do
for SEED in ${SEEDS} do NAME=${ALGORITHM}_${PROBLEM}_${SEED}_Hypervolume

PBS="\
#PBS -N ${NAME}\n\ #PBS -l nodes=1\n\ #PBS -l walltime=96:00:00\n\ #PBS -o output/${NAME}\n\
#PBS -e error/${NAME}\n\ cd \$PBS_O_WORKDIR\n\
java ${JAVA_ARGS} org.moeaframework.analysis.sensitivity.Analysis \ -p${ALGORITHM}_params.txt -i ${ALGORITHM}_${METHOD} -t 0.75 -o ./SOW6/Hypervolume/${ALGORITHM}_${PROBLEM}_${SEED}_Hypervolume.analysis \ -c -e -m 0 --hypervolume 0.7986 ./SOW6/metrics/${ALGORITHM}_${PROBLEM}_${SEED}.metrics"
echo -e \$PBS | qsub
done

done

The above shell script is written for Hypervolume, but other methods can be specified easily by indicating a different number after the -m flag and removing the hypervolume flag.  If one wants to analyze Generational Distance, type 1 after the -m flag.  For the Additive Epsilon Indicator, type 4.  Typically, these are the three metrics of interest as explained in this blog post https://waterprogramming.wordpress.com/2013/06/25/moea-performance-metrics/.   The –hypervolume flag allows you to specify the hypervolume of your reference set. That way the individual reference set hypervolume values are normalized to that of the best known approximation to the Pareto front.

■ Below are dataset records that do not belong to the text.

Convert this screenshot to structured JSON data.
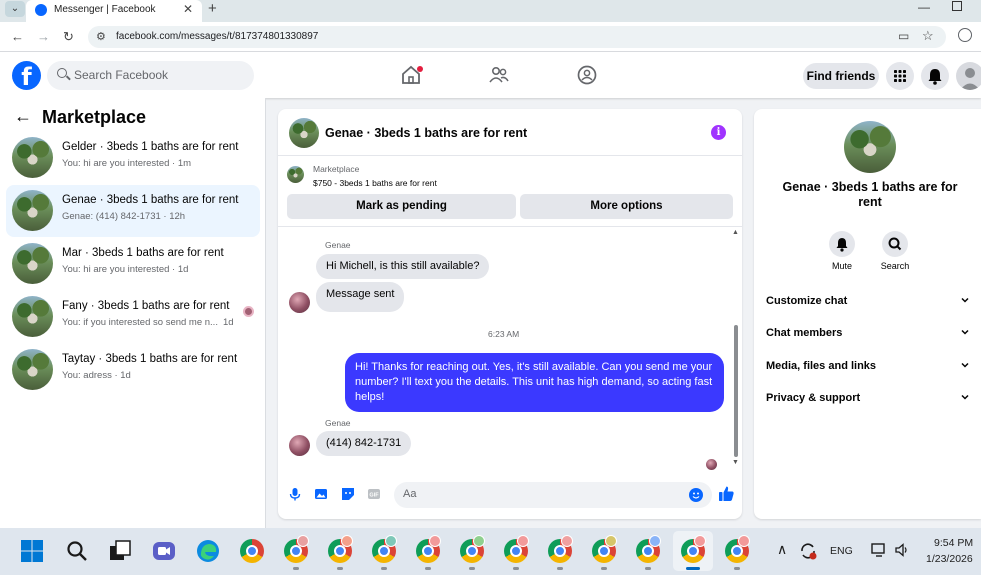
{
  "browser": {
    "tab_title": "Messenger | Facebook",
    "url": "facebook.com/messages/t/817374801330897"
  },
  "fb_nav": {
    "search_placeholder": "Search Facebook",
    "find_friends_label": "Find friends"
  },
  "left_panel": {
    "title": "Marketplace",
    "conversations": [
      {
        "name": "Gelder · 3beds 1 baths are for rent",
        "preview": "You: hi are you interested · 1m",
        "time": "",
        "active": false
      },
      {
        "name": "Genae · 3beds 1 baths are for rent",
        "preview": "Genae: (414) 842-1731 · 12h",
        "time": "",
        "active": true
      },
      {
        "name": "Mar · 3beds 1 baths are for rent",
        "preview": "You: hi are you interested · 1d",
        "time": "",
        "active": false
      },
      {
        "name": "Fany · 3beds 1 baths are for rent",
        "preview": "You: if you interested so send me n...",
        "time": "1d",
        "active": false
      },
      {
        "name": "Taytay · 3beds 1 baths are for rent",
        "preview": "You: adress · 1d",
        "time": "",
        "active": false
      }
    ]
  },
  "chat": {
    "title": "Genae · 3beds 1 baths are for rent",
    "listing_source": "Marketplace",
    "listing_price": "$750 - 3beds 1 baths are for rent",
    "mark_pending_label": "Mark as pending",
    "more_options_label": "More options",
    "sender_name_1": "Genae",
    "message_1": "Hi Michell, is this still available?",
    "message_2": "Message sent",
    "timestamp": "6:23 AM",
    "outgoing_message": "Hi! Thanks for reaching out. Yes, it's still available. Can you send me your number? I'll text you the details. This unit has high demand, so acting fast helps!",
    "sender_name_2": "Genae",
    "message_3": "(414) 842-1731",
    "composer_placeholder": "Aa"
  },
  "right_panel": {
    "title": "Genae · 3beds 1 baths are for rent",
    "mute_label": "Mute",
    "search_label": "Search",
    "sections": [
      "Customize chat",
      "Chat members",
      "Media, files and links",
      "Privacy & support"
    ]
  },
  "taskbar": {
    "language": "ENG",
    "time": "9:54 PM",
    "date": "1/23/2026"
  },
  "colors": {
    "fb_blue": "#0866ff",
    "outgoing_bubble": "#3b39ff",
    "info_purple": "#a033ff"
  }
}
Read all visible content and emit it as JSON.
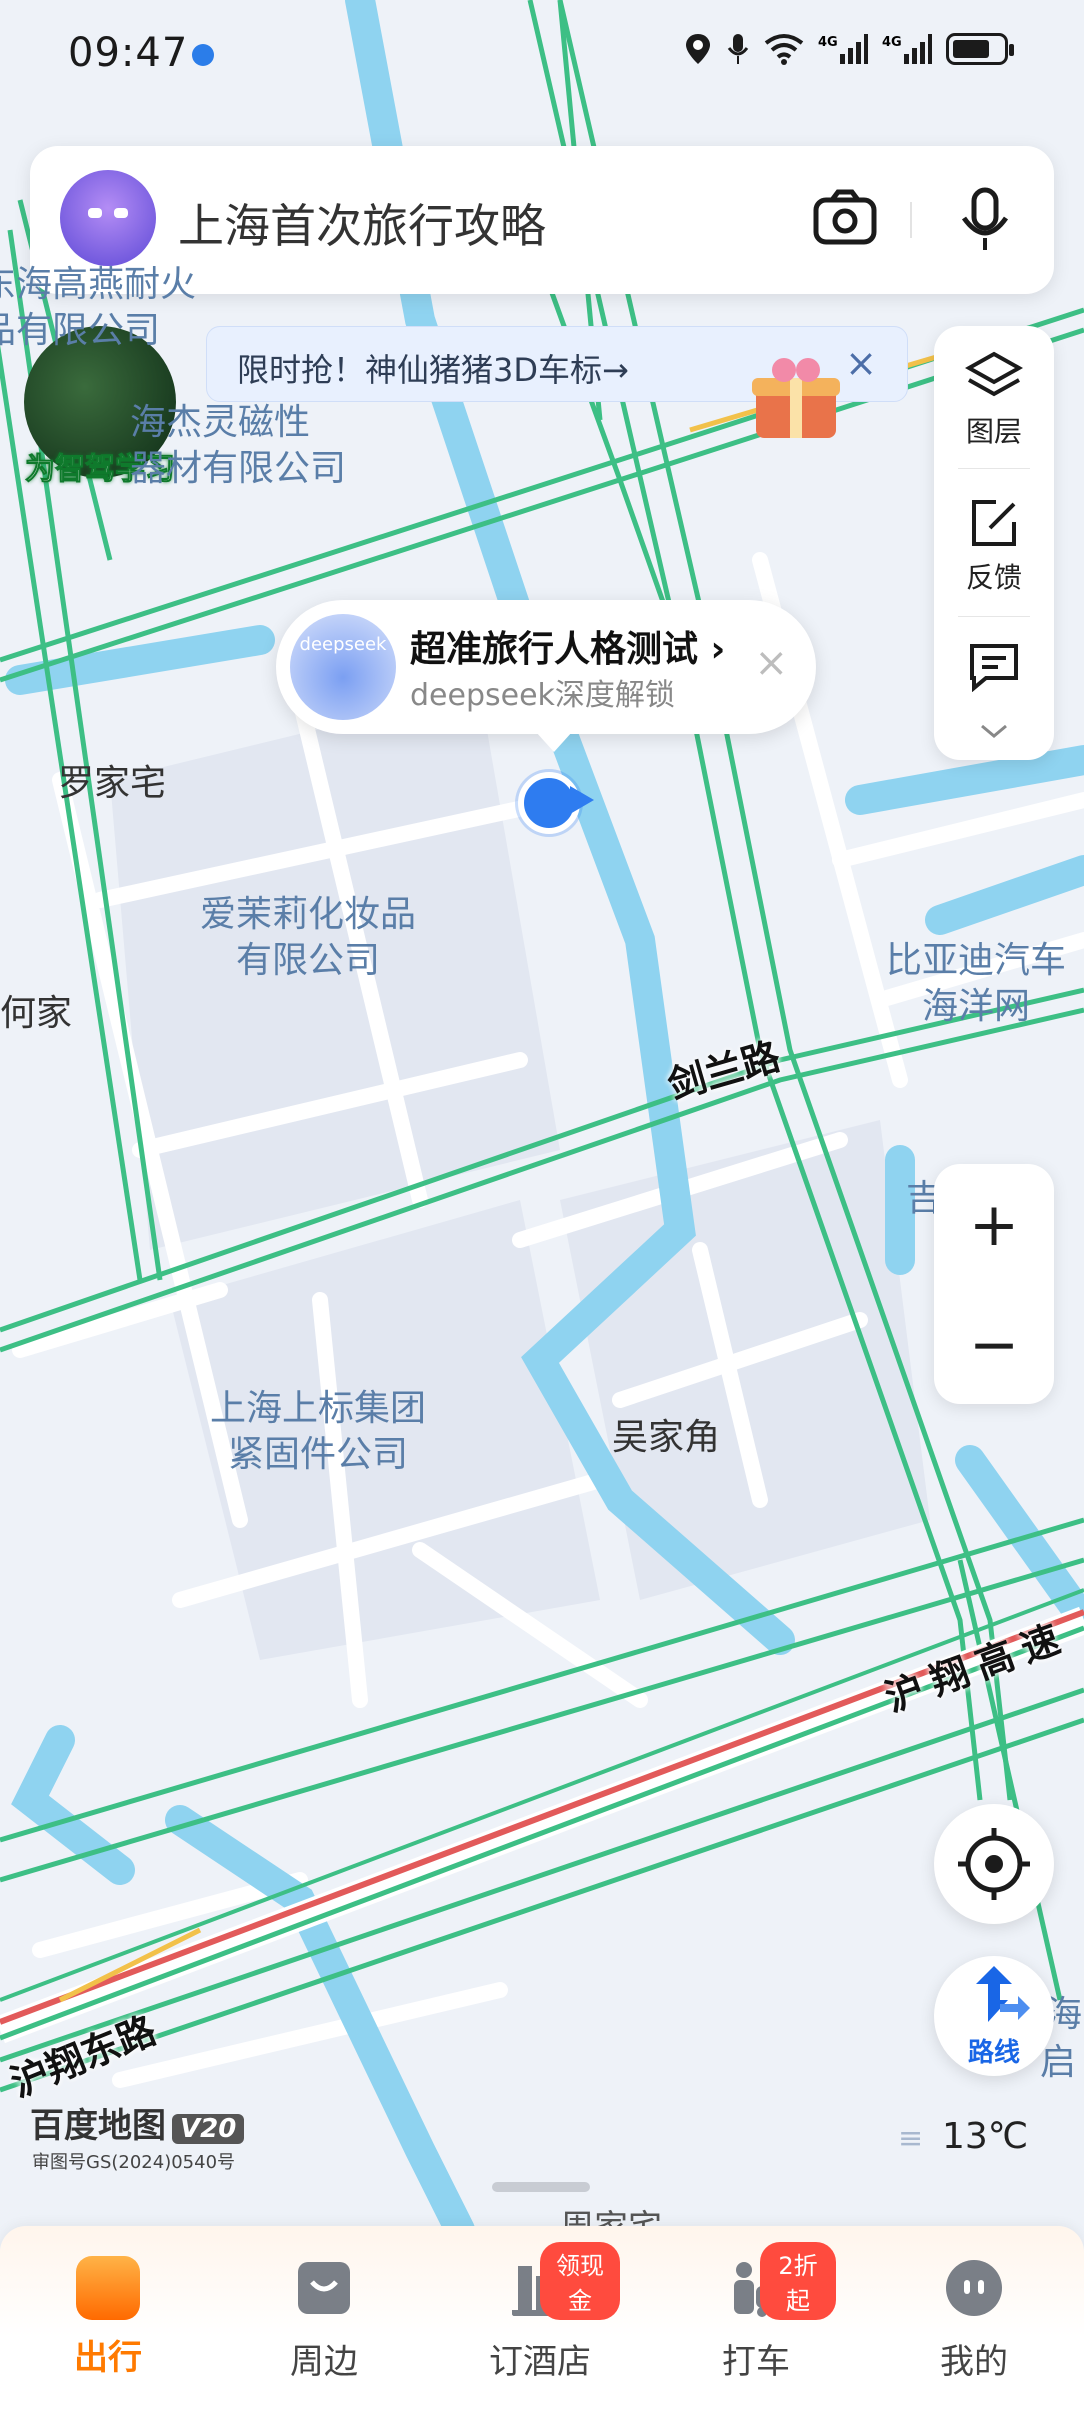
{
  "status_bar": {
    "time": "09:47",
    "icons": [
      "location-icon",
      "mic-icon",
      "wifi-icon",
      "4g-signal-icon",
      "4g-signal-icon",
      "battery-icon"
    ]
  },
  "search": {
    "placeholder": "上海首次旅行攻略"
  },
  "banner": {
    "text": "限时抢！神仙猪猪3D车标→",
    "close": "×"
  },
  "promo": {
    "label": "为智驾学习"
  },
  "tools": {
    "layers": "图层",
    "feedback": "反馈",
    "messages": ""
  },
  "popup": {
    "logo_text": "deepseek",
    "title": "超准旅行人格测试 ›",
    "subtitle": "deepseek深度解锁",
    "close": "×"
  },
  "places": {
    "luojiazhai": "罗家宅",
    "aimoli_1": "爱茉莉化妆品",
    "aimoli_2": "有限公司",
    "jiejing_1": "海杰灵磁性",
    "jiejing_2": "器材有限公司",
    "topleft_1": "东海高燕耐火",
    "topleft_2": "品有限公司",
    "hejia": "何家",
    "byd_1": "比亚迪汽车",
    "byd_2": "海洋网",
    "shangbiao_1": "上海上标集团",
    "shangbiao_2": "紧固件公司",
    "wujiajiao": "吴家角",
    "right_partial": "吉…",
    "right_partial2": "海",
    "right_partial3": "启"
  },
  "roads": {
    "jianlan": "剑兰路",
    "huxiang_expressway": "沪翔高速",
    "huxiang_east": "沪翔东路"
  },
  "zoom": {
    "plus": "+",
    "minus": "−"
  },
  "route_button": {
    "label": "路线"
  },
  "brand": {
    "name": "百度地图",
    "version": "V20",
    "approval": "审图号GS(2024)0540号"
  },
  "weather": {
    "temp": "13℃"
  },
  "bottom_partial_label": "周家宅",
  "tabs": [
    {
      "label": "出行",
      "active": true,
      "badge": ""
    },
    {
      "label": "周边",
      "active": false,
      "badge": ""
    },
    {
      "label": "订酒店",
      "active": false,
      "badge": "领现金"
    },
    {
      "label": "打车",
      "active": false,
      "badge": "2折起"
    },
    {
      "label": "我的",
      "active": false,
      "badge": ""
    }
  ],
  "colors": {
    "accent_blue": "#2e7cf0",
    "road_green": "#3dbf85",
    "water": "#8fd3f0",
    "expressway_red": "#e25a5a",
    "active_tab": "#ff7a00"
  }
}
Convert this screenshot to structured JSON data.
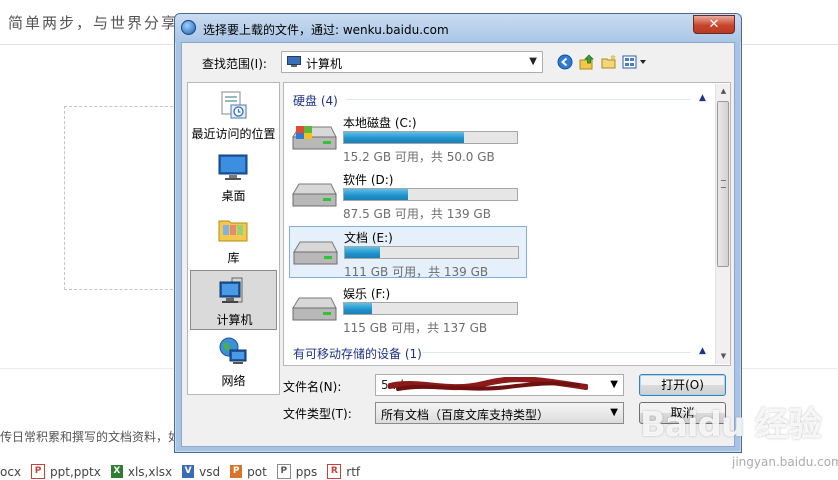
{
  "background": {
    "slogan": "简单两步，与世界分享",
    "description": "传日常积累和撰写的文档资料，如",
    "file_types": [
      {
        "icon": "ppt-icon",
        "badge": "P",
        "label": "ppt,pptx"
      },
      {
        "icon": "excel-icon",
        "badge": "X",
        "label": "xls,xlsx"
      },
      {
        "icon": "visio-icon",
        "badge": "V",
        "label": "vsd"
      },
      {
        "icon": "pot-icon",
        "badge": "P",
        "label": "pot"
      },
      {
        "icon": "pps-icon",
        "badge": "P",
        "label": "pps"
      },
      {
        "icon": "rtf-icon",
        "badge": "R",
        "label": "rtf"
      }
    ],
    "file_type_partial": "ocx"
  },
  "dialog": {
    "title": "选择要上载的文件，通过: wenku.baidu.com",
    "close_label": "✕",
    "lookin_label": "查找范围(I):",
    "lookin_value": "计算机",
    "places": [
      {
        "label": "最近访问的位置",
        "icon": "recent-places-icon"
      },
      {
        "label": "桌面",
        "icon": "desktop-icon"
      },
      {
        "label": "库",
        "icon": "libraries-icon"
      },
      {
        "label": "计算机",
        "icon": "computer-icon"
      },
      {
        "label": "网络",
        "icon": "network-icon"
      }
    ],
    "groups": {
      "hard_disks": "硬盘 (4)",
      "removable": "有可移动存储的设备 (1)"
    },
    "drives": [
      {
        "name": "本地磁盘 (C:)",
        "size": "15.2 GB 可用，共 50.0 GB",
        "used_fraction": 0.696
      },
      {
        "name": "软件 (D:)",
        "size": "87.5 GB 可用，共 139 GB",
        "used_fraction": 0.37
      },
      {
        "name": "文档 (E:)",
        "size": "111 GB 可用，共 139 GB",
        "used_fraction": 0.2
      },
      {
        "name": "娱乐 (F:)",
        "size": "115 GB 可用，共 137 GB",
        "used_fraction": 0.16
      }
    ],
    "filename_label": "文件名(N):",
    "filename_value": "5                                          .d",
    "filetype_label": "文件类型(T):",
    "filetype_value": "所有文档（百度文库支持类型）",
    "open_button": "打开(O)",
    "cancel_button": "取消"
  },
  "watermark": {
    "logo": "Baidu 经验",
    "url": "jingyan.baidu.com"
  }
}
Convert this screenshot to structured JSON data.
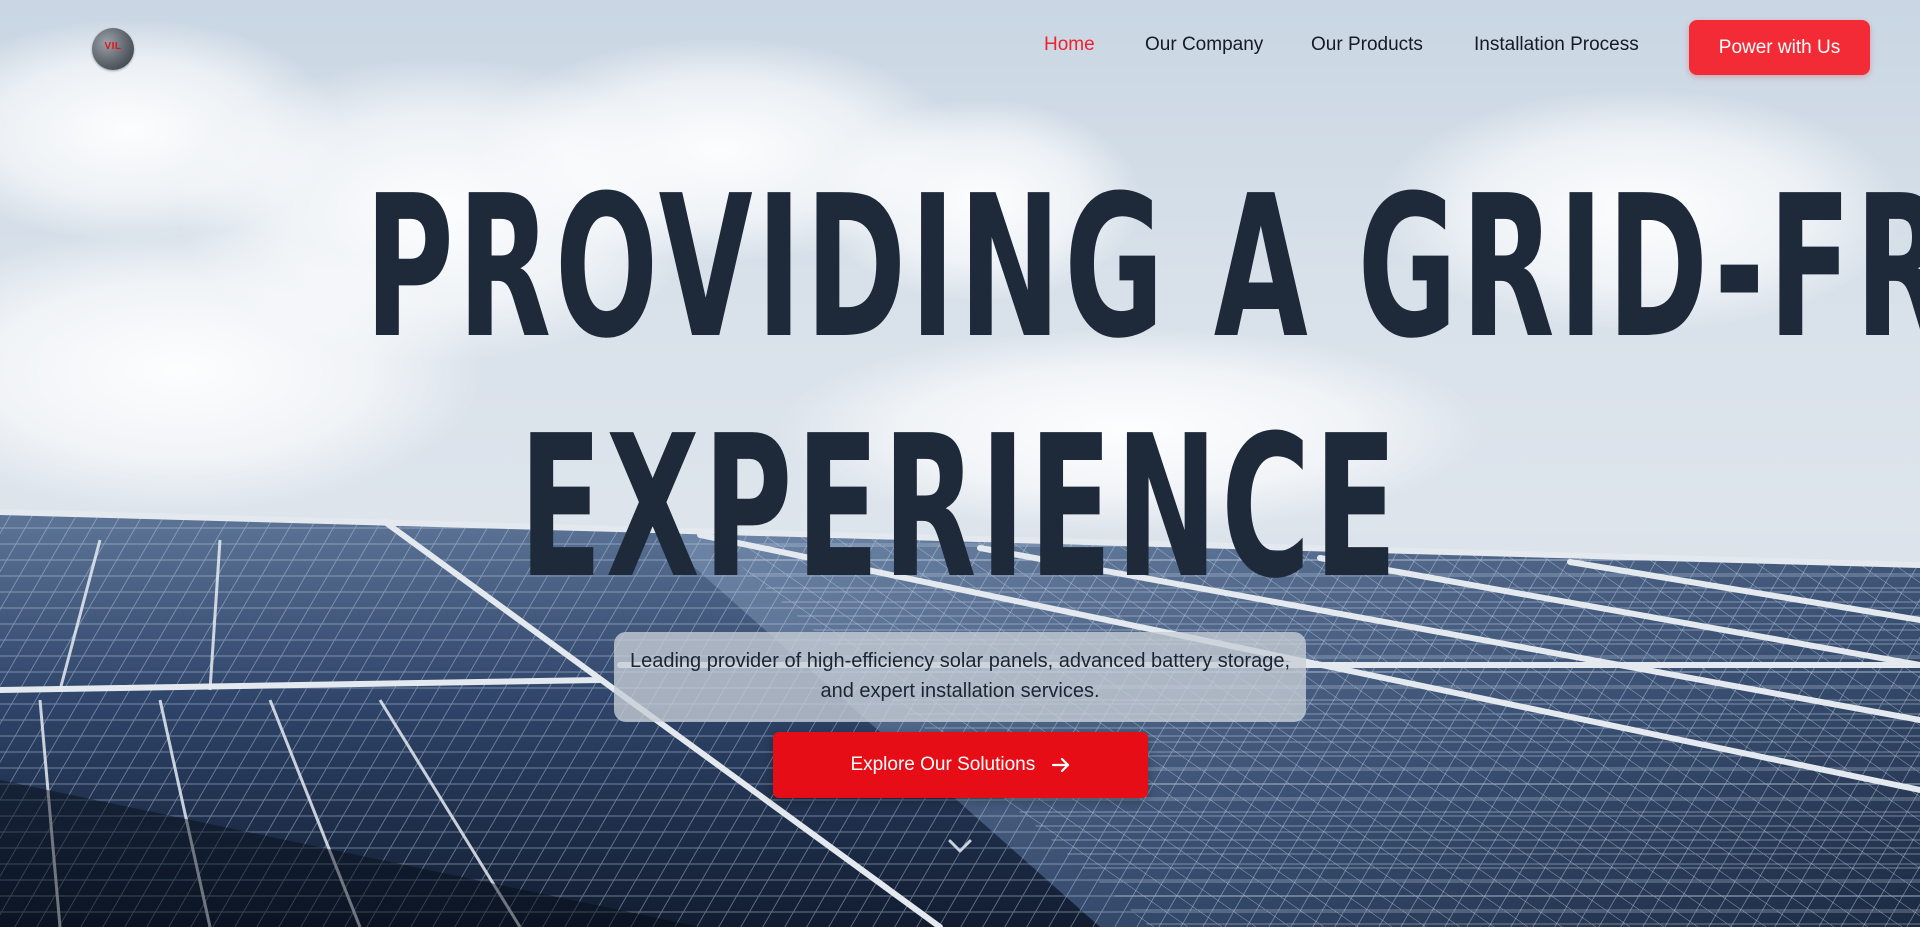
{
  "brand": {
    "logo_text": "VIL"
  },
  "nav": {
    "items": [
      {
        "label": "Home",
        "active": true
      },
      {
        "label": "Our Company",
        "active": false
      },
      {
        "label": "Our Products",
        "active": false
      },
      {
        "label": "Installation Process",
        "active": false
      }
    ],
    "cta_label": "Power with Us"
  },
  "hero": {
    "headline_line1": "PROVIDING A GRID-FREE",
    "headline_line2": "EXPERIENCE",
    "subtitle": "Leading provider of high-efficiency solar panels, advanced battery storage, and expert installation services.",
    "cta_label": "Explore Our Solutions",
    "cta_icon": "arrow-right-icon",
    "scroll_icon": "chevron-down-icon"
  },
  "colors": {
    "accent": "#f22b36",
    "cta_primary": "#e60d16",
    "active_link": "#ef2230",
    "headline": "#1e2939"
  }
}
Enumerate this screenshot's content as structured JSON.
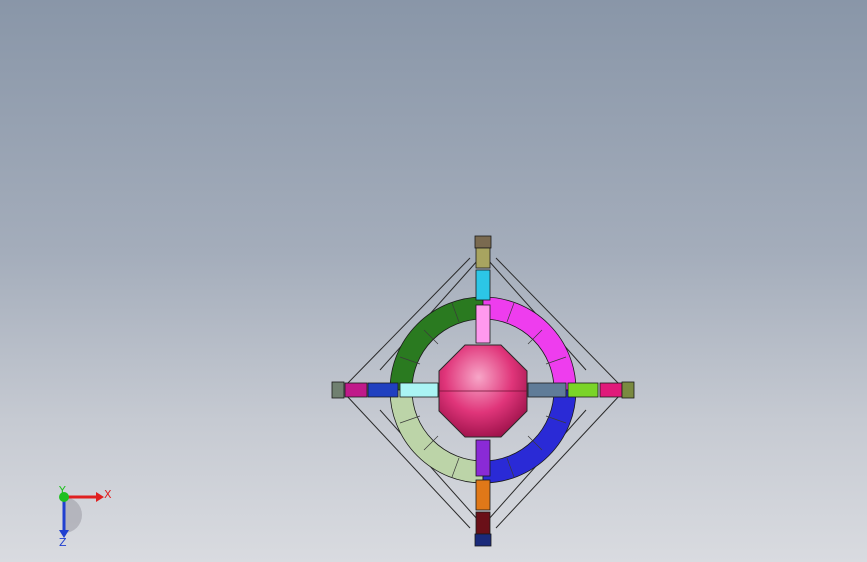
{
  "viewport": {
    "background_top": "#8996a8",
    "background_bottom": "#d9dbe0"
  },
  "model": {
    "hub_color": "#e0357a",
    "ring_quadrant_colors": {
      "top_left": "#2a7a20",
      "top_right": "#ee3dee",
      "bottom_left": "#bcd4a8",
      "bottom_right": "#2a2ad6"
    },
    "arm_segment_colors": {
      "top": [
        "#7a6a50",
        "#a8a460",
        "#2cc6e6",
        "#ff99ee"
      ],
      "bottom": [
        "#8a2ad6",
        "#e07818",
        "#6a1018",
        "#1a2a7a"
      ],
      "left": [
        "#708070",
        "#c01a8a",
        "#2040c0",
        "#aaf4f4"
      ],
      "right": [
        "#607c98",
        "#7ad428",
        "#e01a7a",
        "#7a8a40"
      ]
    }
  },
  "triad": {
    "x_label": "X",
    "y_label": "Y",
    "z_label": "Z",
    "x_color": "#e02020",
    "y_color": "#20c020",
    "z_color": "#2040d0"
  }
}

Hypervolume can be calculated for a given approximation set using the following command line argument.

java -cp MOEAFramework-2.1-Demo.jar org.moeaframework.analysis.sensitivity.SetHypervolume name_of_reference_set_file

Finally, I calculated statistics on these values.  I used the Kruskal Wallis and Mann Whitney U (Also called the Wilcoxon Rank Sum) tests that Dave used.  One advantage of these tests is that they are non-parameteric, meaning that assumptions are not made about the distributions from which the data come.  Another advantage I found is that they are built into Matlab as the kruskalwallis and ranksum functions.  I began with the Kruskal Wallis test as it tests the null hypothesis that independent samples from two or more groups come from distributions with equal medians and returns the p-value that this is true given the data.  This test is a useful screen, as there would not have been much point in continuing if this test indicated that the values for all algorithms had been statistically similar.

I received very low p-values using Kruskal Wallis so I continued to the Mann Whitney U test in every case.  The Mann Whitney U test provides a pair-wise comparison.   Matlab has options to test one of three alternative hypotheses

1. medians are not equal (default, two-tailed test)
2. median of X is greater than median of Y (right-tailed test)
3. median of X is less than median of Y (left-tailed test)

I used one tailed tests in order to determine if one algorithm’s performance was superior to another algorithm’s performance.  I then was able to rank algorithm performance on any given metric by determining the number of algorithms each algorithm outperformed according to this test. A detailed walk through is provided in Part 2.